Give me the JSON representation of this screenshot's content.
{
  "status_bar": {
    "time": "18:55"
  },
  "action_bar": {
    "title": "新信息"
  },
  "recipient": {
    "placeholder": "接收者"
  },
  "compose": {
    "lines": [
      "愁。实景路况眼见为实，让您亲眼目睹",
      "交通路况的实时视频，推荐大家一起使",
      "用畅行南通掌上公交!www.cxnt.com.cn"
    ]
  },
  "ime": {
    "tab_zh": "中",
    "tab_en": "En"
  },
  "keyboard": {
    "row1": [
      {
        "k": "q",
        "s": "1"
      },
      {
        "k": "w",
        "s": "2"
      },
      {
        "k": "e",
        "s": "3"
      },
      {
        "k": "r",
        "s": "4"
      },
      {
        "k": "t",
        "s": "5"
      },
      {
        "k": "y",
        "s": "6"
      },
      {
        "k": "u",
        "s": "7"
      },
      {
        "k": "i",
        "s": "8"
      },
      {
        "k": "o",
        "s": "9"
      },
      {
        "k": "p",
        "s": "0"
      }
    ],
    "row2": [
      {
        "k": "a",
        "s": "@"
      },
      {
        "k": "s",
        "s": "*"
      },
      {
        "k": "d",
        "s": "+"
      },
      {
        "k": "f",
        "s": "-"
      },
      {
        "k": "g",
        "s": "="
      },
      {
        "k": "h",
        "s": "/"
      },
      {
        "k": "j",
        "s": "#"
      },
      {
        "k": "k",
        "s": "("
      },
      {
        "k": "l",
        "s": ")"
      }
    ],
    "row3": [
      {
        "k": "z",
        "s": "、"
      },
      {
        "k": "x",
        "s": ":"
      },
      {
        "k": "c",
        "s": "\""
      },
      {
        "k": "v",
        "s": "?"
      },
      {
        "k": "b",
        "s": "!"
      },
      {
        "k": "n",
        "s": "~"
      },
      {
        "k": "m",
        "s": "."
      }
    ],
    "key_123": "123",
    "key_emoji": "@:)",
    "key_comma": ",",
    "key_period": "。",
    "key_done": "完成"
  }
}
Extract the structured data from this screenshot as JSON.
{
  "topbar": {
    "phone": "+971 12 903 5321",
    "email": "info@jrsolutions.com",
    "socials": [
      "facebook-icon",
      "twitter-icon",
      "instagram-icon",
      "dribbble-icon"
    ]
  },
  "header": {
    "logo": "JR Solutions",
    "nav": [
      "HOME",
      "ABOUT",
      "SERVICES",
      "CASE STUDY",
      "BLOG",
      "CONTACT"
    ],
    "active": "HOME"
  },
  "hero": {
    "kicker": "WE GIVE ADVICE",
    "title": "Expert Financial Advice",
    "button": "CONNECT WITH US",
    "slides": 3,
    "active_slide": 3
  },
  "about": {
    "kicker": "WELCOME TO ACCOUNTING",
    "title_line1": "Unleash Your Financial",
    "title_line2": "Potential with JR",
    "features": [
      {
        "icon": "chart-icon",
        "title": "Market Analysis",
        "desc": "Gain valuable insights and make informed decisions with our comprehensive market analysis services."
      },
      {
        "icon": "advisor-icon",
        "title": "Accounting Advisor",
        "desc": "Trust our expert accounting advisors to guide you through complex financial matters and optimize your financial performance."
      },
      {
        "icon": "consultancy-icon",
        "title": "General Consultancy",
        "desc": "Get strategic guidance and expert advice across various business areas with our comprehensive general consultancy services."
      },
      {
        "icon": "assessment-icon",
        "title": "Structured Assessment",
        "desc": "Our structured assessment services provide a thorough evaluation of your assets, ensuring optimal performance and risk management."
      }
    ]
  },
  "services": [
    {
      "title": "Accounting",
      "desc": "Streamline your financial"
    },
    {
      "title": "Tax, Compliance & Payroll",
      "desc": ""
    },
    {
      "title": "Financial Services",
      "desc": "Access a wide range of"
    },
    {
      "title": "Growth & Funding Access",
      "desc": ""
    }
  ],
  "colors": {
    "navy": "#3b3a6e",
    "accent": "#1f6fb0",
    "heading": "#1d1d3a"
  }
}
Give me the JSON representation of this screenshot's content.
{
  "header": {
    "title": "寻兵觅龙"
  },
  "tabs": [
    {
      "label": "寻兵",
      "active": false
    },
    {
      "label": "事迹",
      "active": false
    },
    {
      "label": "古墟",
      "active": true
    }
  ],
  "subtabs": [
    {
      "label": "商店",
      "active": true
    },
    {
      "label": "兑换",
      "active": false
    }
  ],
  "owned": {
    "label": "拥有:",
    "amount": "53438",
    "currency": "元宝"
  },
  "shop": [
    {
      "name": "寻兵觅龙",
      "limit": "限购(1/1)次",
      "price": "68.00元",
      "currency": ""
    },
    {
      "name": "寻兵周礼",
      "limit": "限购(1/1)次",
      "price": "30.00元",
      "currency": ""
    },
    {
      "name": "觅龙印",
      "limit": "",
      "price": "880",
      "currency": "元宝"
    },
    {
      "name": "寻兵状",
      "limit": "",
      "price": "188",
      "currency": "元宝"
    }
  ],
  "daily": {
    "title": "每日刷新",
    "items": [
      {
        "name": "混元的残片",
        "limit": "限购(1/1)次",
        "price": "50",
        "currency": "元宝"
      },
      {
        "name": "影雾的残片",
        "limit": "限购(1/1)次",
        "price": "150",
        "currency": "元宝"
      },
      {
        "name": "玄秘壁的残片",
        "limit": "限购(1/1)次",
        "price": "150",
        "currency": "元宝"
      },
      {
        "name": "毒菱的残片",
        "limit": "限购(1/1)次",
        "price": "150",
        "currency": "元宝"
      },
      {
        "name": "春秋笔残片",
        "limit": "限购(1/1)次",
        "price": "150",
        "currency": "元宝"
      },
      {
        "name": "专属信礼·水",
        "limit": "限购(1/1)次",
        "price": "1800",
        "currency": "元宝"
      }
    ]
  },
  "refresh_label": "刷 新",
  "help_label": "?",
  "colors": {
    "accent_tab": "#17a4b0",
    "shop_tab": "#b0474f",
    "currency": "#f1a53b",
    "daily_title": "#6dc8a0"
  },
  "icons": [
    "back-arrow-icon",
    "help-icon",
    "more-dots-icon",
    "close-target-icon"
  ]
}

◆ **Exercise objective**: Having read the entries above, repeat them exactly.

◆ **Completed task**:
Give me the JSON representation of this screenshot's content.
{
  "status_bar": {
    "time": "18:55"
  },
  "action_bar": {
    "title": "新信息"
  },
  "recipient": {
    "placeholder": "接收者"
  },
  "compose": {
    "lines": [
      "愁。实景路况眼见为实，让您亲眼目睹",
      "交通路况的实时视频，推荐大家一起使",
      "用畅行南通掌上公交!www.cxnt.com.cn"
    ]
  },
  "ime": {
    "tab_zh": "中",
    "tab_en": "En"
  },
  "keyboard": {
    "row1": [
      {
        "k": "q",
        "s": "1"
      },
      {
        "k": "w",
        "s": "2"
      },
      {
        "k": "e",
        "s": "3"
      },
      {
        "k": "r",
        "s": "4"
      },
      {
        "k": "t",
        "s": "5"
      },
      {
        "k": "y",
        "s": "6"
      },
      {
        "k": "u",
        "s": "7"
      },
      {
        "k": "i",
        "s": "8"
      },
      {
        "k": "o",
        "s": "9"
      },
      {
        "k": "p",
        "s": "0"
      }
    ],
    "row2": [
      {
        "k": "a",
        "s": "@"
      },
      {
        "k": "s",
        "s": "*"
      },
      {
        "k": "d",
        "s": "+"
      },
      {
        "k": "f",
        "s": "-"
      },
      {
        "k": "g",
        "s": "="
      },
      {
        "k": "h",
        "s": "/"
      },
      {
        "k": "j",
        "s": "#"
      },
      {
        "k": "k",
        "s": "("
      },
      {
        "k": "l",
        "s": ")"
      }
    ],
    "row3": [
      {
        "k": "z",
        "s": "、"
      },
      {
        "k": "x",
        "s": ":"
      },
      {
        "k": "c",
        "s": "\""
      },
      {
        "k": "v",
        "s": "?"
      },
      {
        "k": "b",
        "s": "!"
      },
      {
        "k": "n",
        "s": "~"
      },
      {
        "k": "m",
        "s": "."
      }
    ],
    "key_123": "123",
    "key_emoji": "@:)",
    "key_comma": ",",
    "key_period": "。",
    "key_done": "完成"
  }
}
Extract the structured data from this screenshot as JSON.
{
  "topbar": {
    "phone": "+971 12 903 5321",
    "email": "info@jrsolutions.com",
    "socials": [
      "facebook-icon",
      "twitter-icon",
      "instagram-icon",
      "dribbble-icon"
    ]
  },
  "header": {
    "logo": "JR Solutions",
    "nav": [
      "HOME",
      "ABOUT",
      "SERVICES",
      "CASE STUDY",
      "BLOG",
      "CONTACT"
    ],
    "active": "HOME"
  },
  "hero": {
    "kicker": "WE GIVE ADVICE",
    "title": "Expert Financial Advice",
    "button": "CONNECT WITH US",
    "slides": 3,
    "active_slide": 3
  },
  "about": {
    "kicker": "WELCOME TO ACCOUNTING",
    "title_line1": "Unleash Your Financial",
    "title_line2": "Potential with JR",
    "features": [
      {
        "icon": "chart-icon",
        "title": "Market Analysis",
        "desc": "Gain valuable insights and make informed decisions with our comprehensive market analysis services."
      },
      {
        "icon": "advisor-icon",
        "title": "Accounting Advisor",
        "desc": "Trust our expert accounting advisors to guide you through complex financial matters and optimize your financial performance."
      },
      {
        "icon": "consultancy-icon",
        "title": "General Consultancy",
        "desc": "Get strategic guidance and expert advice across various business areas with our comprehensive general consultancy services."
      },
      {
        "icon": "assessment-icon",
        "title": "Structured Assessment",
        "desc": "Our structured assessment services provide a thorough evaluation of your assets, ensuring optimal performance and risk management."
      }
    ]
  },
  "services": [
    {
      "title": "Accounting",
      "desc": "Streamline your financial"
    },
    {
      "title": "Tax, Compliance & Payroll",
      "desc": ""
    },
    {
      "title": "Financial Services",
      "desc": "Access a wide range of"
    },
    {
      "title": "Growth & Funding Access",
      "desc": ""
    }
  ],
  "colors": {
    "navy": "#3b3a6e",
    "accent": "#1f6fb0",
    "heading": "#1d1d3a"
  }
}
Give me the JSON representation of this screenshot's content.
{
  "header": {
    "title": "寻兵觅龙"
  },
  "tabs": [
    {
      "label": "寻兵",
      "active": false
    },
    {
      "label": "事迹",
      "active": false
    },
    {
      "label": "古墟",
      "active": true
    }
  ],
  "subtabs": [
    {
      "label": "商店",
      "active": true
    },
    {
      "label": "兑换",
      "active": false
    }
  ],
  "owned": {
    "label": "拥有:",
    "amount": "53438",
    "currency": "元宝"
  },
  "shop": [
    {
      "name": "寻兵觅龙",
      "limit": "限购(1/1)次",
      "price": "68.00元",
      "currency": ""
    },
    {
      "name": "寻兵周礼",
      "limit": "限购(1/1)次",
      "price": "30.00元",
      "currency": ""
    },
    {
      "name": "觅龙印",
      "limit": "",
      "price": "880",
      "currency": "元宝"
    },
    {
      "name": "寻兵状",
      "limit": "",
      "price": "188",
      "currency": "元宝"
    }
  ],
  "daily": {
    "title": "每日刷新",
    "items": [
      {
        "name": "混元的残片",
        "limit": "限购(1/1)次",
        "price": "50",
        "currency": "元宝"
      },
      {
        "name": "影雾的残片",
        "limit": "限购(1/1)次",
        "price": "150",
        "currency": "元宝"
      },
      {
        "name": "玄秘壁的残片",
        "limit": "限购(1/1)次",
        "price": "150",
        "currency": "元宝"
      },
      {
        "name": "毒菱的残片",
        "limit": "限购(1/1)次",
        "price": "150",
        "currency": "元宝"
      },
      {
        "name": "春秋笔残片",
        "limit": "限购(1/1)次",
        "price": "150",
        "currency": "元宝"
      },
      {
        "name": "专属信礼·水",
        "limit": "限购(1/1)次",
        "price": "1800",
        "currency": "元宝"
      }
    ]
  },
  "refresh_label": "刷 新",
  "help_label": "?",
  "colors": {
    "accent_tab": "#17a4b0",
    "shop_tab": "#b0474f",
    "currency": "#f1a53b",
    "daily_title": "#6dc8a0"
  },
  "icons": [
    "back-arrow-icon",
    "help-icon",
    "more-dots-icon",
    "close-target-icon"
  ]
}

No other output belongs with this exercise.